In Final Rally, Azerbaijan’s Ruling Party Touts Status Quo
By Mina Muradova and Rufat Abbasov: 10/31/05
Two days before the November 6 parliamentary elections, Azerbaijan’s ruling party – Yeni Azerbaijan Party (YAP - New Azerbaijan) – closed its election campaign with a rally that urged voters to “Choose a new life with New Azerbaijan,” yet continue with the political status quo.
As part of the joint concert-demonstration, roughly 20,000 people, carrying a one-thousand-meter-long Azerbaijani flag and portraits of President Ilham Aliyev and his father, the late President Heydar Aliyev, walked from the January 20 subway station in central Baku to the Galaba (Victor) movie theater. Speaking to participants, YAP Executive Secretary Ali Ahmadov described the flag as “a symbol of a rally of the many thousands of people” who had come to support the policies of President Ilham Aliyev.
“We are holding a demonstration on the eve of our grandiose victory in the elections and the number of people here proves this,” Ahmadov said in his speech to rally participants, dressed in white shirts and caps emblazoned with the YAP logo and carrying flags in the party colors of blue and white. “It is a victory for each of you. It is a victory for the whole of Azerbaijan. And it is a victory for President Ilham Aliyev.”
In a November 3 cabinet meeting, Aliyev emphasized that line with a stern warning to ministers that the government would brook no challenges to its authority. "If anything does not satisfy you, or you do not agree with, have any other approach, or policy, come and [tell me]. There is no problem. I am for such [an] attitude,” Aliyev told cabinet members, according to the state news agency Azer-Taj. “But [to sit] here and to act in concert with [the] opposition, grant them money to let them . . . overthrow the president. . . This will be prevented.”
The statement came in reference to the recent dismissal and arrest of Health Minister Ali Insanov and Economic Development Minister Farhad Aliyev on charges of conspiring to overthrow the government in conjunction with exiled opposition leader Democratic Party of Azerbaijan Chairman Rasul Guliyev. A slew of top government officials, a former finance minister and the former head of the National Academy of Sciences have also been detained as part of the investigation.
Banners proclaiming “We say ‘No’ to destructive forces” and “Yeni Azerbaijan Party is the guarantee of an independent state” underscored Aliyev’s message at Friday’s final YAP rally.

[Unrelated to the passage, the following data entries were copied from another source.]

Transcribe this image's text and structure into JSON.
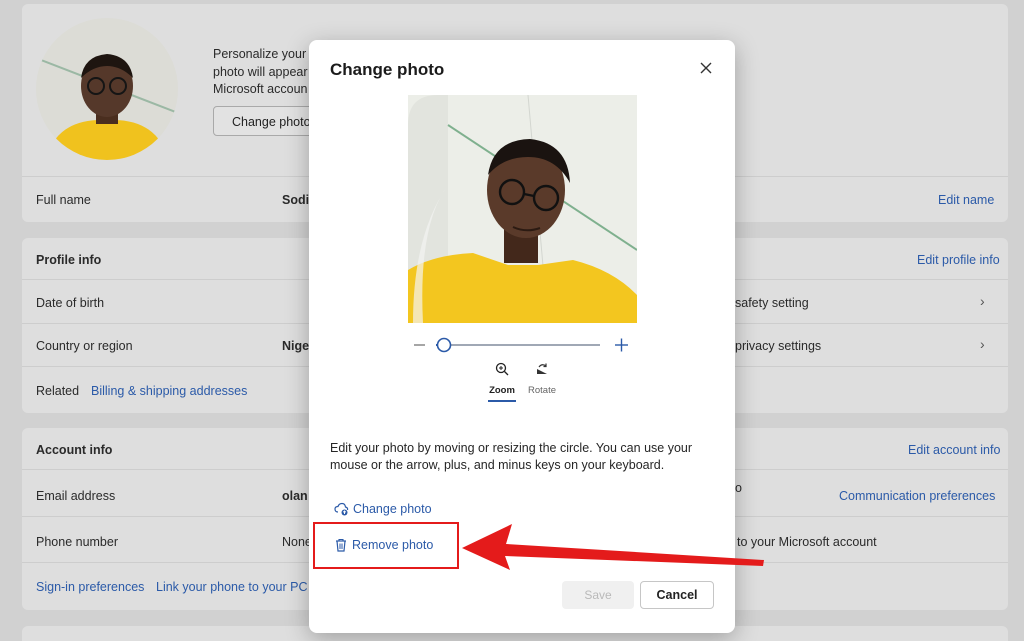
{
  "background": {
    "intro_lines": [
      "Personalize your a",
      "photo will appear",
      "Microsoft accoun"
    ],
    "change_photo_button": "Change photo",
    "full_name_label": "Full name",
    "full_name_value": "Sodi",
    "edit_name": "Edit name",
    "profile_info": {
      "heading": "Profile info",
      "edit_link": "Edit profile info",
      "dob_label": "Date of birth",
      "country_label": "Country or region",
      "country_value": "Nige",
      "related_label": "Related",
      "related_link": "Billing & shipping addresses",
      "safety_setting": "safety setting",
      "privacy_settings": "privacy settings"
    },
    "account_info": {
      "heading": "Account info",
      "edit_link": "Edit account info",
      "email_label": "Email address",
      "email_value": "olan",
      "phone_label": "Phone number",
      "phone_value": "None",
      "partial_text": "o",
      "communication_link": "Communication preferences",
      "microsoft_account_text": "to your Microsoft account",
      "signin_link": "Sign-in preferences",
      "link_phone": "Link your phone to your PC"
    }
  },
  "dialog": {
    "title": "Change photo",
    "zoom_label": "Zoom",
    "rotate_label": "Rotate",
    "description": "Edit your photo by moving or resizing the circle. You can use your mouse or the arrow, plus, and minus keys on your keyboard.",
    "change_photo": "Change photo",
    "remove_photo": "Remove photo",
    "save": "Save",
    "cancel": "Cancel",
    "zoom_level": 0.1
  },
  "colors": {
    "accent": "#2b5aa8",
    "annotation_red": "#e41b1b"
  }
}
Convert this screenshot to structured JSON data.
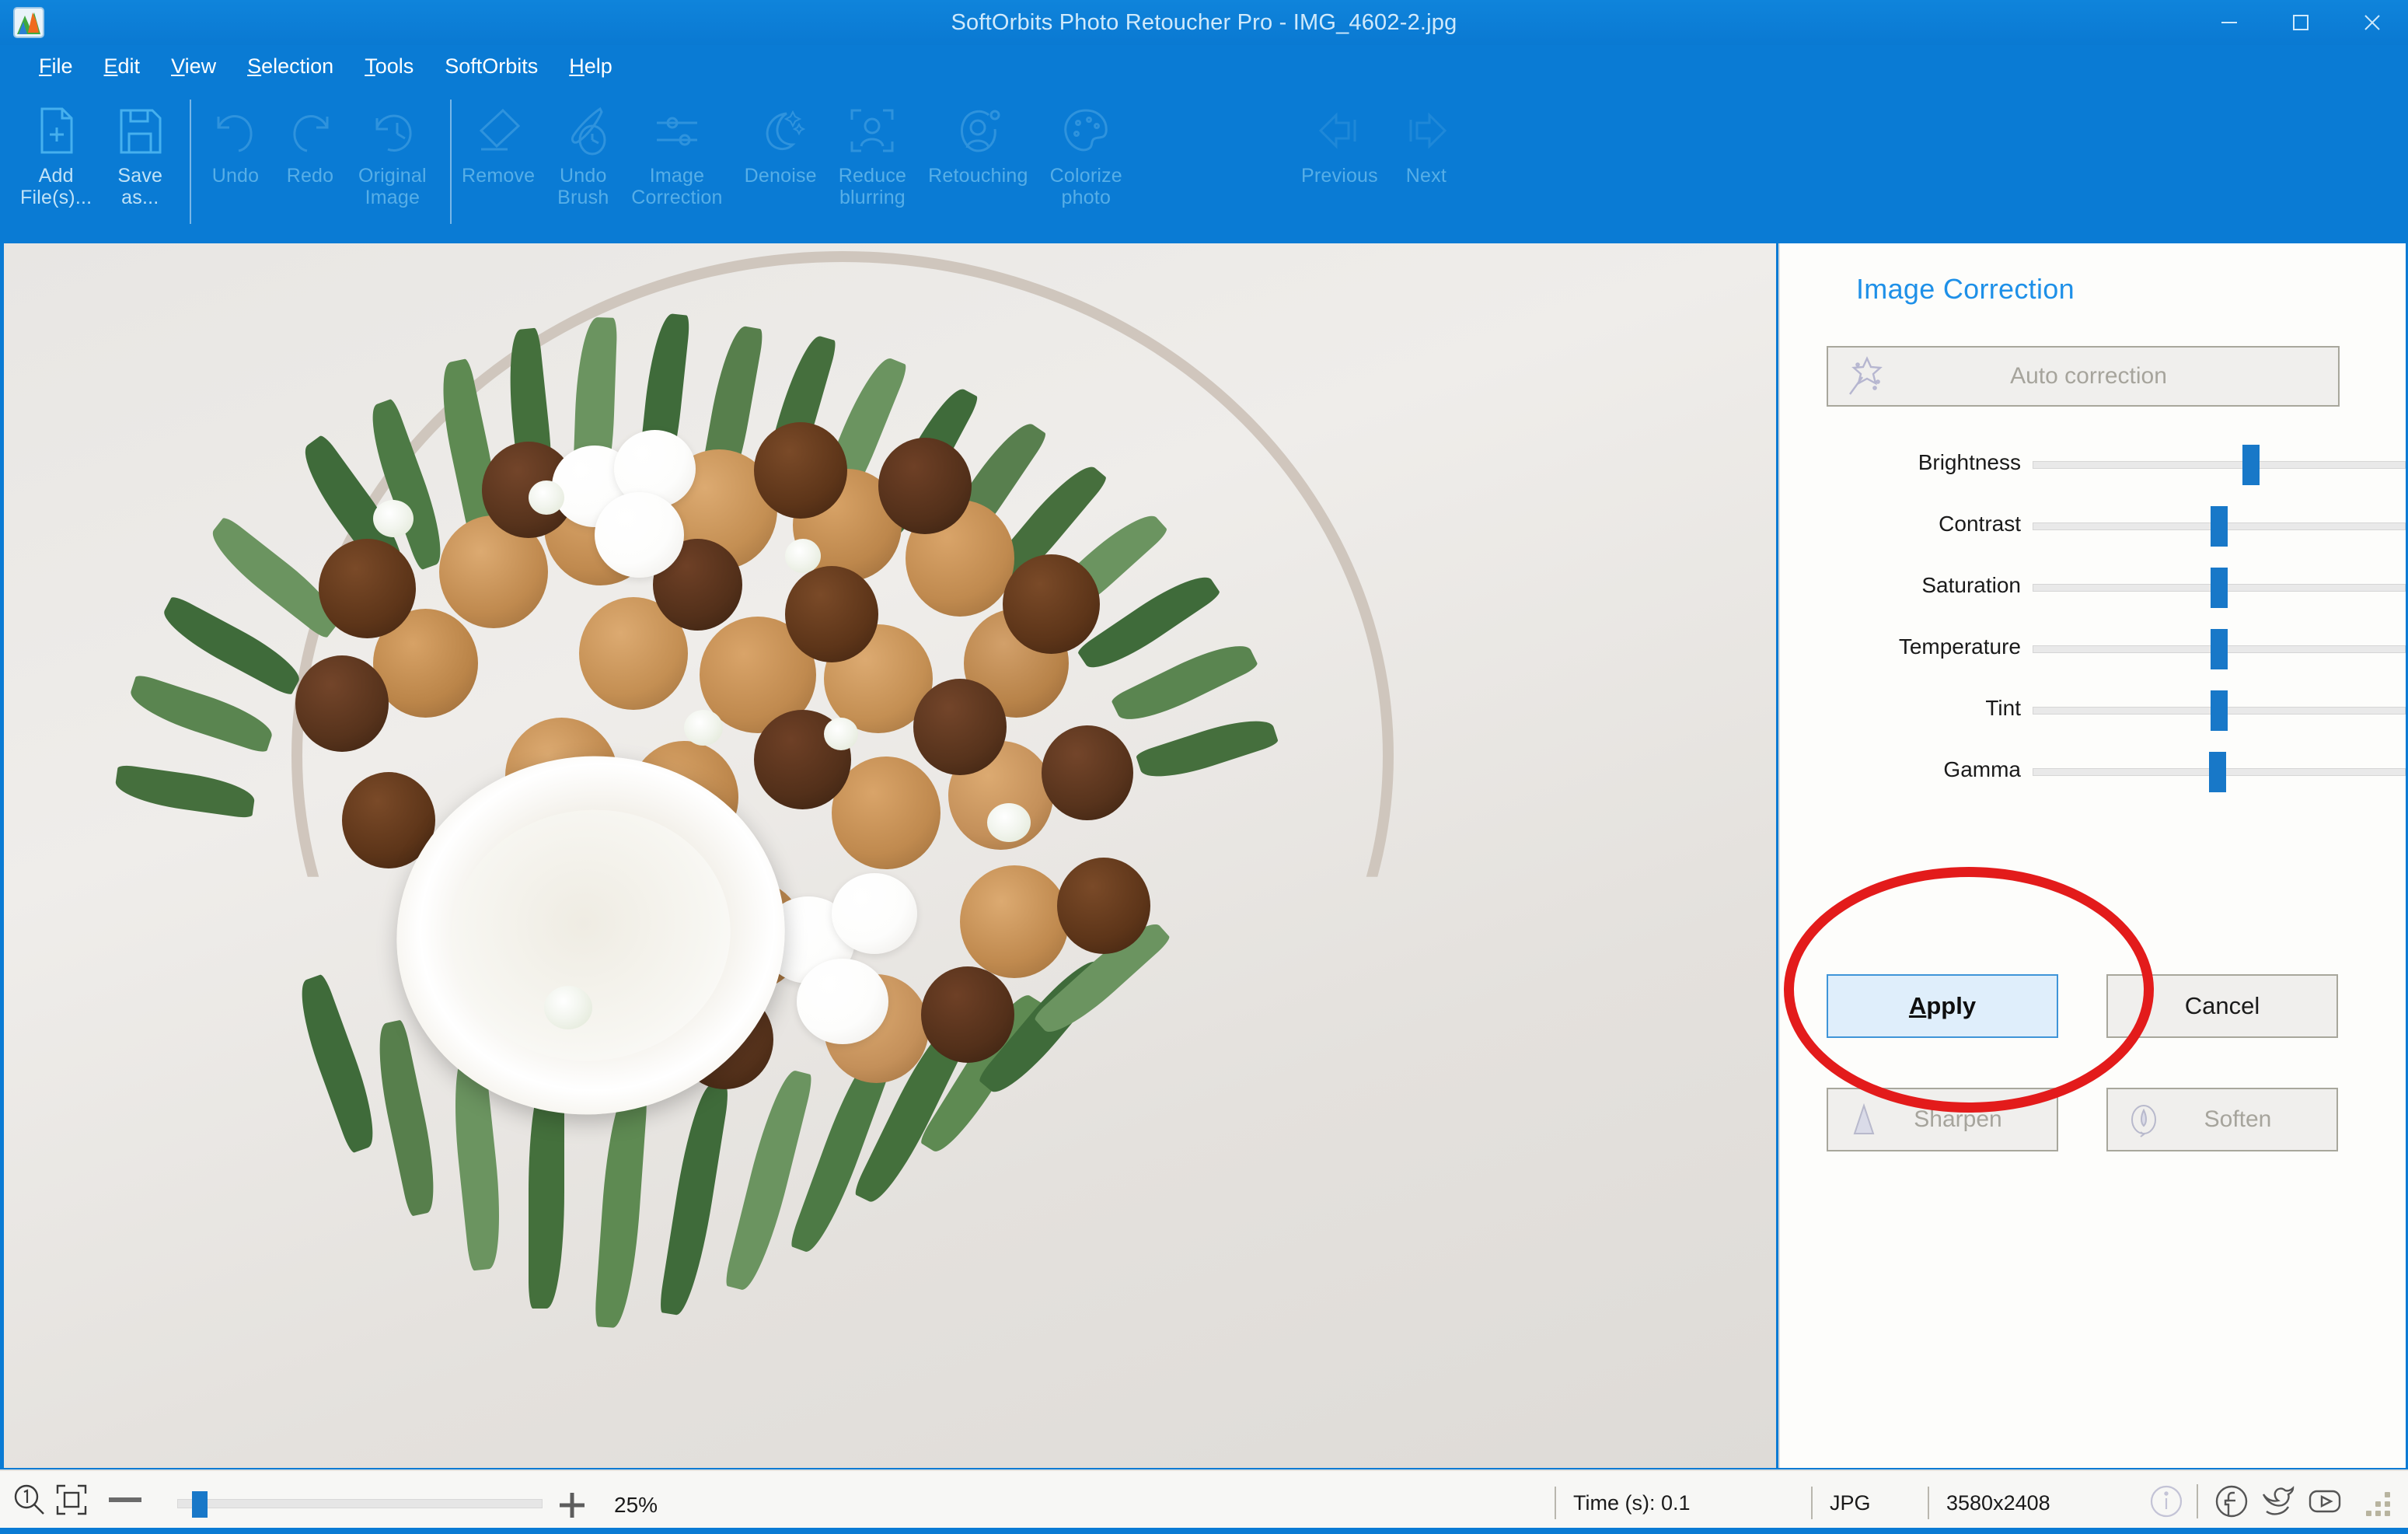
{
  "window": {
    "title": "SoftOrbits Photo Retoucher Pro - IMG_4602-2.jpg",
    "app_icon": "app-logo-icon",
    "minimize": "–",
    "maximize": "□",
    "close": "✕"
  },
  "menubar": {
    "items": [
      {
        "label": "File",
        "accel": "F"
      },
      {
        "label": "Edit",
        "accel": "E"
      },
      {
        "label": "View",
        "accel": "V"
      },
      {
        "label": "Selection",
        "accel": "S"
      },
      {
        "label": "Tools",
        "accel": "T"
      },
      {
        "label": "SoftOrbits",
        "accel": ""
      },
      {
        "label": "Help",
        "accel": "H"
      }
    ]
  },
  "toolbar": {
    "groups": [
      {
        "items": [
          {
            "label": "Add\nFile(s)...",
            "icon": "add-file-icon",
            "enabled": true
          },
          {
            "label": "Save\nas...",
            "icon": "save-as-icon",
            "enabled": true
          }
        ]
      },
      {
        "items": [
          {
            "label": "Undo",
            "icon": "undo-icon",
            "enabled": false
          },
          {
            "label": "Redo",
            "icon": "redo-icon",
            "enabled": false
          },
          {
            "label": "Original\nImage",
            "icon": "original-image-icon",
            "enabled": false
          }
        ]
      },
      {
        "items": [
          {
            "label": "Remove",
            "icon": "eraser-icon",
            "enabled": false
          },
          {
            "label": "Undo\nBrush",
            "icon": "undo-brush-icon",
            "enabled": false
          },
          {
            "label": "Image\nCorrection",
            "icon": "sliders-icon",
            "enabled": false
          },
          {
            "label": "Denoise",
            "icon": "moon-stars-icon",
            "enabled": false
          },
          {
            "label": "Reduce\nblurring",
            "icon": "focus-face-icon",
            "enabled": false
          },
          {
            "label": "Retouching",
            "icon": "retouch-face-icon",
            "enabled": false
          },
          {
            "label": "Colorize\nphoto",
            "icon": "palette-icon",
            "enabled": false
          }
        ]
      },
      {
        "items": [
          {
            "label": "Previous",
            "icon": "arrow-left-icon",
            "enabled": false
          },
          {
            "label": "Next",
            "icon": "arrow-right-icon",
            "enabled": false
          }
        ]
      }
    ]
  },
  "panel": {
    "title": "Image Correction",
    "auto_correction": {
      "label": "Auto correction",
      "icon": "magic-wand-icon",
      "enabled": false
    },
    "sliders": [
      {
        "label": "Brightness",
        "value": 58
      },
      {
        "label": "Contrast",
        "value": 50
      },
      {
        "label": "Saturation",
        "value": 50
      },
      {
        "label": "Temperature",
        "value": 50
      },
      {
        "label": "Tint",
        "value": 50
      },
      {
        "label": "Gamma",
        "value": 50
      }
    ],
    "apply": {
      "label": "Apply",
      "accel": "A"
    },
    "cancel": {
      "label": "Cancel"
    },
    "sharpen": {
      "label": "Sharpen",
      "icon": "sharpen-triangle-icon",
      "enabled": false
    },
    "soften": {
      "label": "Soften",
      "icon": "soften-drop-icon",
      "enabled": false
    }
  },
  "annotation": {
    "shape": "red-ellipse",
    "target": "apply-button",
    "color": "#e31b1b"
  },
  "statusbar": {
    "zoom_one_to_one_icon": "zoom-actual-size-icon",
    "fit_icon": "fit-to-window-icon",
    "minus_icon": "zoom-out-icon",
    "plus_icon": "zoom-in-icon",
    "zoom_value": "25%",
    "time_label": "Time (s): 0.1",
    "format": "JPG",
    "dimensions": "3580x2408",
    "info_icon": "info-icon",
    "facebook_icon": "facebook-icon",
    "twitter_icon": "twitter-icon",
    "youtube_icon": "youtube-icon",
    "grip": "resize-grip-icon"
  },
  "canvas": {
    "description": "Photograph of a decorative wreath arrangement with a halved coconut, walnuts, macadamia nuts, cotton bolls and rosemary foliage on a white background"
  },
  "colors": {
    "accent": "#0a7bd4",
    "panel_title": "#1e90e8",
    "slider_thumb": "#1878c8",
    "annotation_red": "#e31b1b"
  }
}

The November 4 demonstration is thought to be the biggest mass event staged by the ruling party since the 2003 presidential elections.
Unlike YAP’s event, the Baku mayor’s office rejected plans by the opposition bloc Azadliq to stage a joint concert and demonstration also on Friday, a holiday to celebrate the conclusion of the month of Ramadan. After the refusal was announced, Azadlig canceled the event altogether, instead holding its final demonstration on November 3, in the city of Sumgayit, some 25 kilometers outside of Baku.
At the same time, leaders of opposition bloc Azadliq are confident that if the elections are fair and free their parties – Popular Front Party of Azerbaijan (PFPA), Musavat Party and Democratic Party of Azerbaijan - will be able to take at least 75 seats in the parliament out of 125. “Several of our surveys showed that the majority of the population is not going to vote for the ruling party and, therefore, the authorities are going to resort to falsification,” PFPA leader Ali Kerimli said in a November 3 press conference in Baku.
The opposition leader went on to describe the election campaign, which ended on November 4, as “undemocratic”. “We do not think that it was free and it was conducted in the environment of fair competition. During the whole period, we were faced with restrictions on the right of the opposition to assemble freely,” Kerimli said.
The latest report from the Organization for Security and Cooperation in Europe’s Election Observation Mission, issued on October 27, stated that although candidates held numerous rallies across the country, “the campaign has been married by widespread police arrests and intimidation of opposition party members of supporters.”
For now, however, the representative of one OSCE member state appears prepared to give Azerbaijan the benefit of the doubt. “Democracy is a constantly developing process,” US Ambassador Reno Harnish told journalists in Baku on November 3. “No country can have an ideal election.”
Editor’s Note: Mina Muradova and Rufat Abbasov are freelance journalists based in Baku.
Want more stories?
Go to the News & Views Archive